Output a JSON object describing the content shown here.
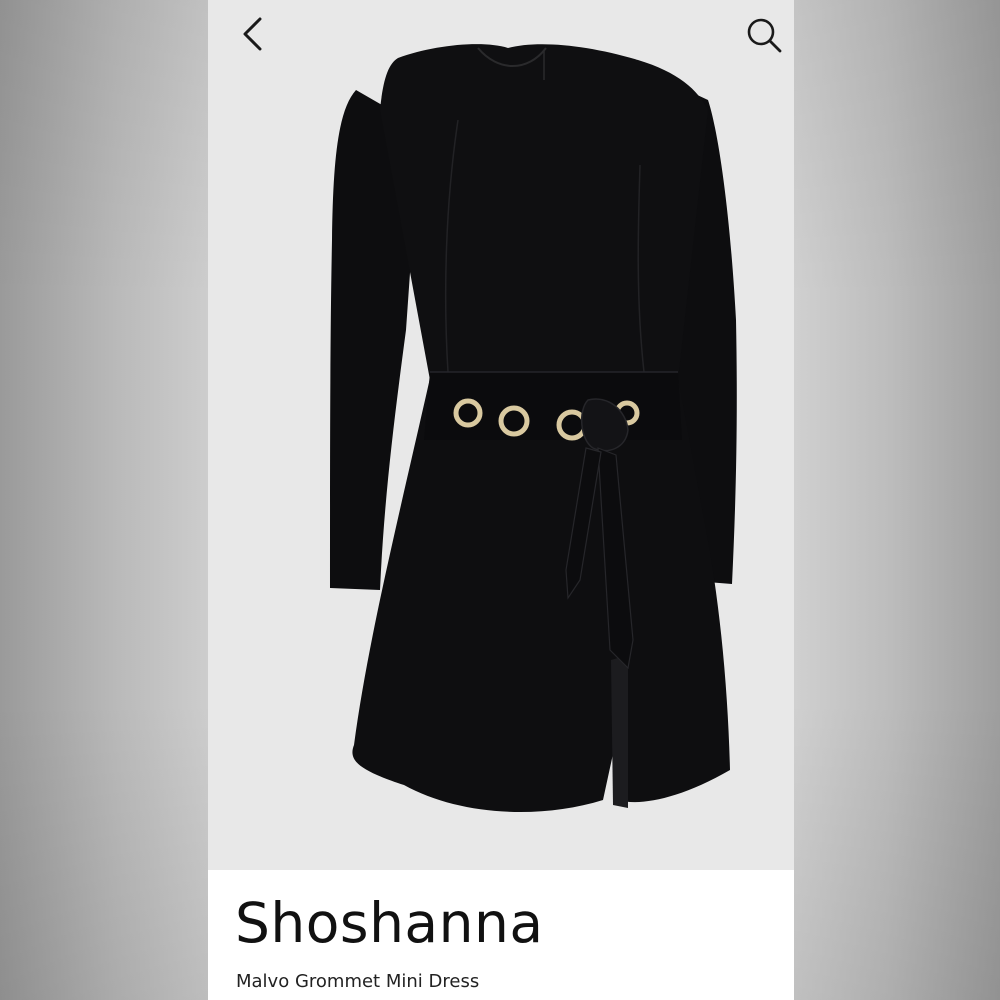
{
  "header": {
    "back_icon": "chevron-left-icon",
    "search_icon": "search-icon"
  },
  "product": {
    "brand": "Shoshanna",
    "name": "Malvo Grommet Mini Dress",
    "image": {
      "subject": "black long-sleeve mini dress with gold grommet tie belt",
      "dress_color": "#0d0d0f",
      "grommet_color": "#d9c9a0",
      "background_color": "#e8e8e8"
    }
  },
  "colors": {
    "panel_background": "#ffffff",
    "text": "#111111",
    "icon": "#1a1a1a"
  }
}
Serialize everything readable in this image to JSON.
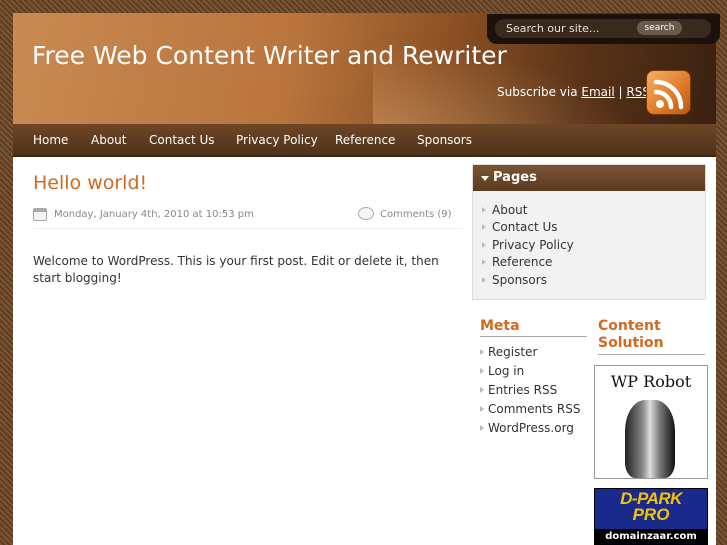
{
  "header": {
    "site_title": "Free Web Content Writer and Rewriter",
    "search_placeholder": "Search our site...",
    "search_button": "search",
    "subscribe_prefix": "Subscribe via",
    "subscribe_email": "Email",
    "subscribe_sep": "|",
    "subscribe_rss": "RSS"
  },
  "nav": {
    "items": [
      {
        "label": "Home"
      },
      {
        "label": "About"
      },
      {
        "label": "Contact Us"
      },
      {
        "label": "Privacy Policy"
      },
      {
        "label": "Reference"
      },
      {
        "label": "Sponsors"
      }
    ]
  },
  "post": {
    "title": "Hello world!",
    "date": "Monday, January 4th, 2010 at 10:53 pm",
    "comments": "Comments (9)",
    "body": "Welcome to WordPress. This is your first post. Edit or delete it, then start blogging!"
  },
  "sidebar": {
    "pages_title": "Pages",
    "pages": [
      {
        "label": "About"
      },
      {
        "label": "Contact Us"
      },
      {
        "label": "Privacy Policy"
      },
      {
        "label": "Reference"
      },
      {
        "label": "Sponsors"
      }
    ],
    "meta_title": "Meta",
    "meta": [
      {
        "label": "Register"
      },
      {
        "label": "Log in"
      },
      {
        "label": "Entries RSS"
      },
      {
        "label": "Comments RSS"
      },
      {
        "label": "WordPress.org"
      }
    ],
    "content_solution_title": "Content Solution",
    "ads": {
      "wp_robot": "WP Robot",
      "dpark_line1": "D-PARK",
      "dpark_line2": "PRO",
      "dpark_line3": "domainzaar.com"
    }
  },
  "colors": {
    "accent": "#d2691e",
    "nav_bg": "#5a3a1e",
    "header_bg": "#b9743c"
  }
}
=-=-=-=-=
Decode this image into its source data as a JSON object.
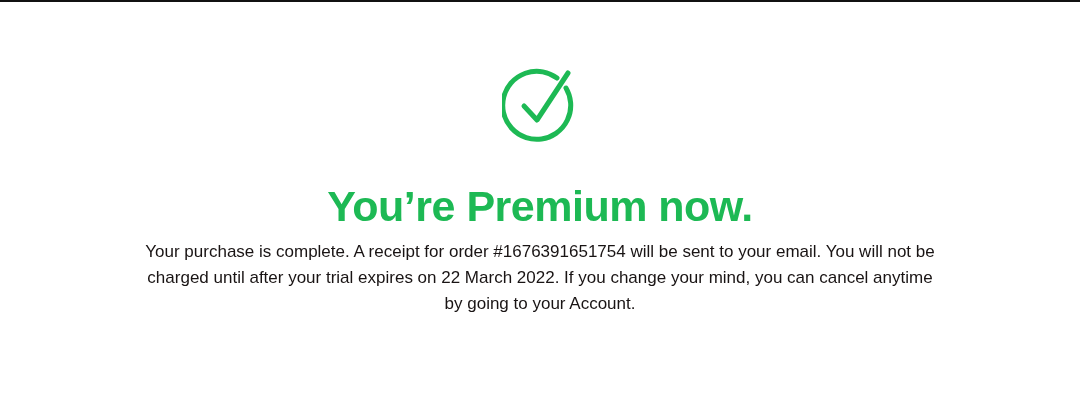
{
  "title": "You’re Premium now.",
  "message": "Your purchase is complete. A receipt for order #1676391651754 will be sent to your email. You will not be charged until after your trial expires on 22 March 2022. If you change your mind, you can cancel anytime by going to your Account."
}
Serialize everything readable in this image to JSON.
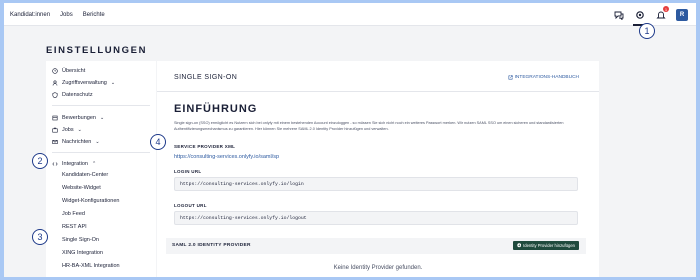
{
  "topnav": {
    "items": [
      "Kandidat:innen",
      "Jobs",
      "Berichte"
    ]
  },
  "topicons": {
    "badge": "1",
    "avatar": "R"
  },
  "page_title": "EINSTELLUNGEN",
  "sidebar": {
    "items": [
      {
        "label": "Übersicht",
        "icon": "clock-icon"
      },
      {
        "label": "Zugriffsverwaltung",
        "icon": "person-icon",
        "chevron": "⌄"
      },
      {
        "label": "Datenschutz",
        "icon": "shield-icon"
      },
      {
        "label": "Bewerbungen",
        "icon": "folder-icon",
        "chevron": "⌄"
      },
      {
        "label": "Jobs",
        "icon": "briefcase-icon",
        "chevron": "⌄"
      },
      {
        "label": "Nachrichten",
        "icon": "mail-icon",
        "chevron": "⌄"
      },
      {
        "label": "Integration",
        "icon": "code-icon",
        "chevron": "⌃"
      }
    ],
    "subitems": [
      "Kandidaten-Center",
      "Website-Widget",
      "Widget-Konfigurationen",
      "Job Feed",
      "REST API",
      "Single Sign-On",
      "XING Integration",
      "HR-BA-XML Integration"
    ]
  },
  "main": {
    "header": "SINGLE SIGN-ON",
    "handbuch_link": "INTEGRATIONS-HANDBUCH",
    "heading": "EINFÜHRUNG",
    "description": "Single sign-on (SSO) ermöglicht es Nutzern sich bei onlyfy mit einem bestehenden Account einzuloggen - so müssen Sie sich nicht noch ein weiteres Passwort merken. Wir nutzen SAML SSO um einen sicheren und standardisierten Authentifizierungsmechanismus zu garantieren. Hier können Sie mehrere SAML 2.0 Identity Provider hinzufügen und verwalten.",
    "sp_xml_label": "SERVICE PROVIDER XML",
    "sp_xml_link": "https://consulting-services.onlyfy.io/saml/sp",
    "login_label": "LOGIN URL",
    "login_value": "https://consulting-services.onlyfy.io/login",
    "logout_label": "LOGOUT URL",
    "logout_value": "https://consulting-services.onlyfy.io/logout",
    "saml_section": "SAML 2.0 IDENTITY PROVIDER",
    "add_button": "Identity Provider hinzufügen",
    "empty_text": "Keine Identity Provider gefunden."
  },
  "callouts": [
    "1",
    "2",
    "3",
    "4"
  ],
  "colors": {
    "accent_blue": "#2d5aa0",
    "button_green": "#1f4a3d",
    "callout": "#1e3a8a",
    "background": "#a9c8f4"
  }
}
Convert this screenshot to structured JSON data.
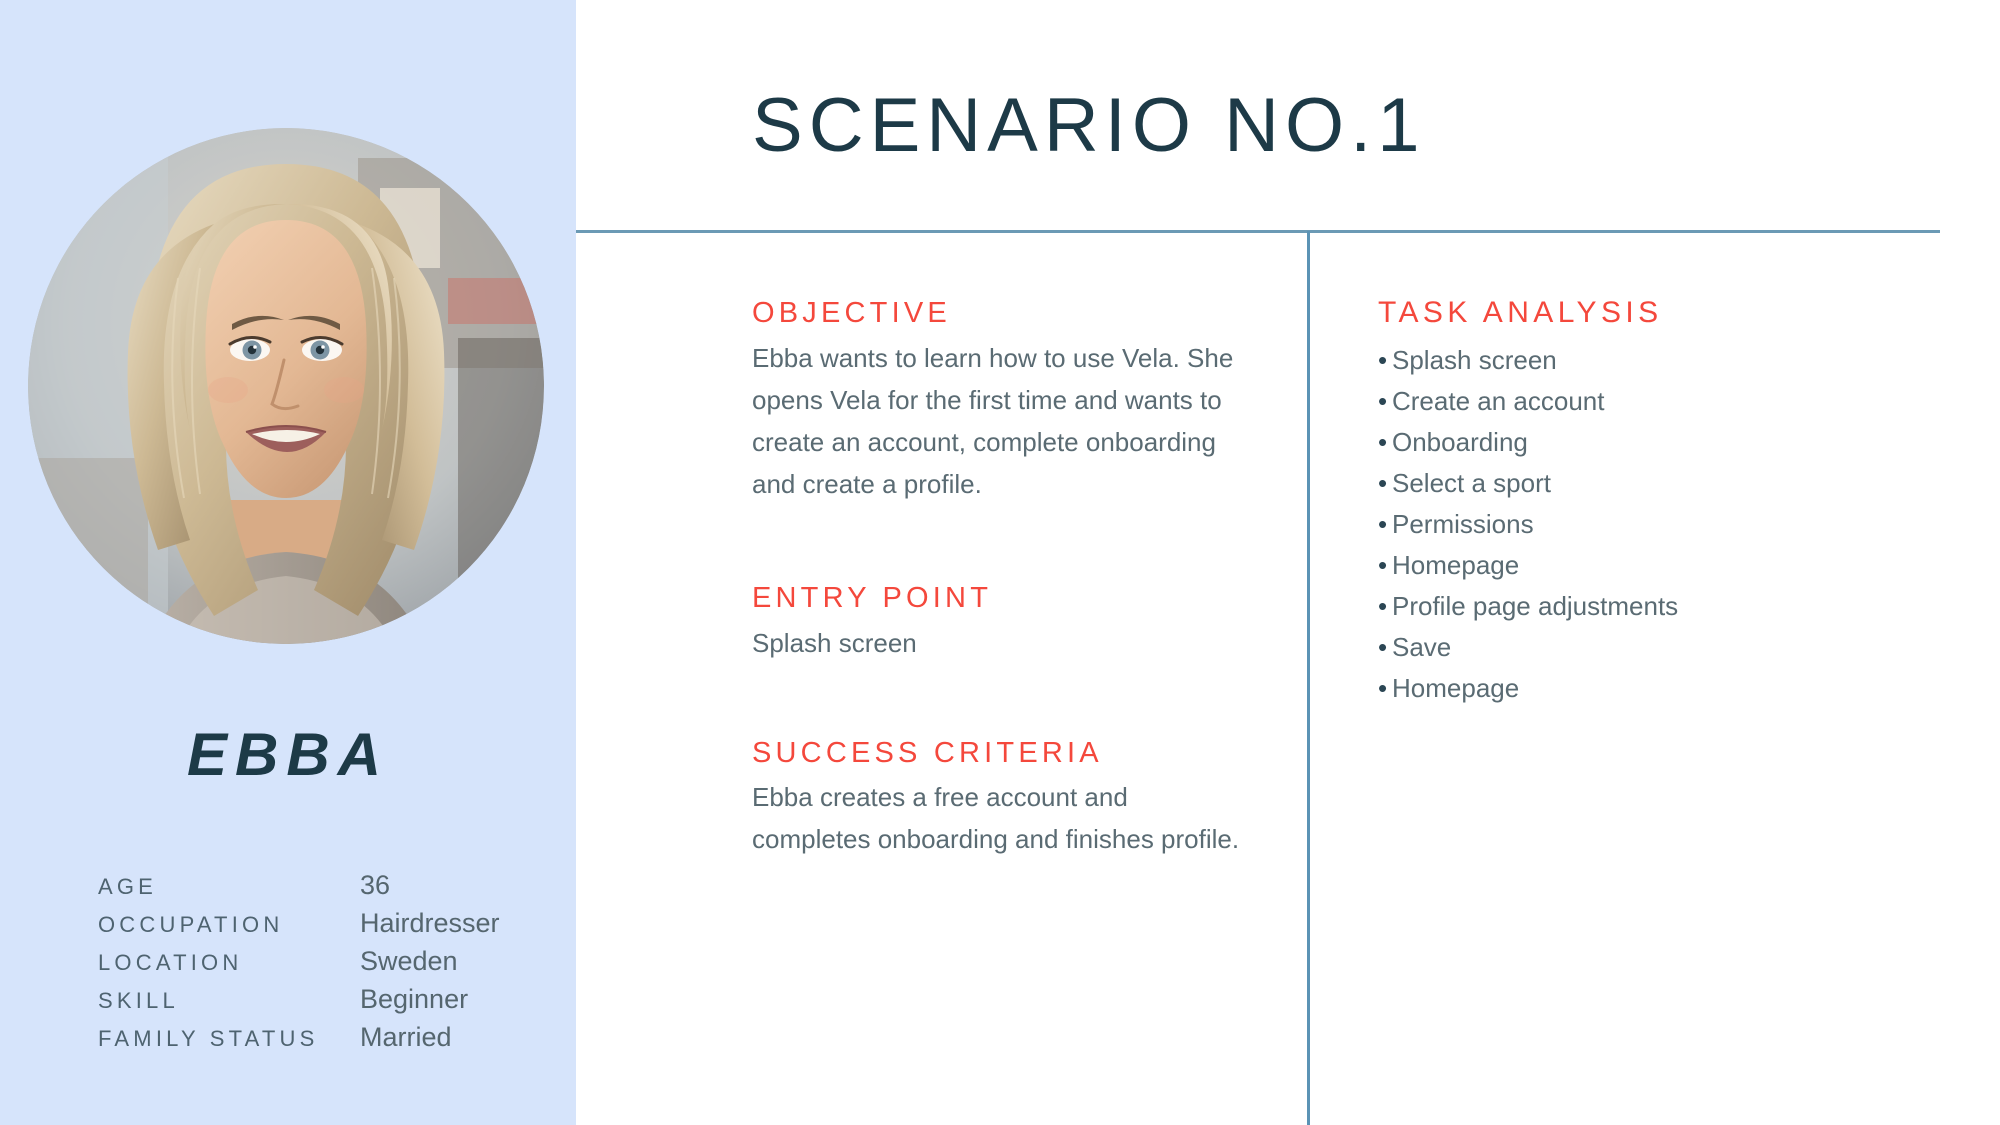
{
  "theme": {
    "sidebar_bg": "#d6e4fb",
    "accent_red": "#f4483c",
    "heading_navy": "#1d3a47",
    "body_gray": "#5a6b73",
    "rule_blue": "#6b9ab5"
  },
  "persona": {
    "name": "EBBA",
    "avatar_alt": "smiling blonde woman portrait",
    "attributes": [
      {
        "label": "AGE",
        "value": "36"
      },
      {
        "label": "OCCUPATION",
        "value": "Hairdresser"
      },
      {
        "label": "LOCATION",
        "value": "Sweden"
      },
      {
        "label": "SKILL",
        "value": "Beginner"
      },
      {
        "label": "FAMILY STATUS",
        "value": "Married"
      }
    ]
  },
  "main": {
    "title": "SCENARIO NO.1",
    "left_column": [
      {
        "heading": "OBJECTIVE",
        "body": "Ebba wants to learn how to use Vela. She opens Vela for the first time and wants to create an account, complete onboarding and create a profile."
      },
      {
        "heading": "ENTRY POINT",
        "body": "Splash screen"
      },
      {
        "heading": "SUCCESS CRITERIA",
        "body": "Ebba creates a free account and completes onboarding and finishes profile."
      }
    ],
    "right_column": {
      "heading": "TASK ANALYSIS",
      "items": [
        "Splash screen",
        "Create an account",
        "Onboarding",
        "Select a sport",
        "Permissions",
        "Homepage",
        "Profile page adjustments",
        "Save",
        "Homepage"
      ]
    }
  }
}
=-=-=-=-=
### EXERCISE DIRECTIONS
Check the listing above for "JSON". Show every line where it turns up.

### RESPONSE TO THE EXERCISE
Output a JSON object describing the content shown here.
Serialize everything readable in this image to JSON.
Decode this image into its source data as a JSON object.
Serialize everything readable in this image to JSON.
Convert this screenshot to structured JSON data.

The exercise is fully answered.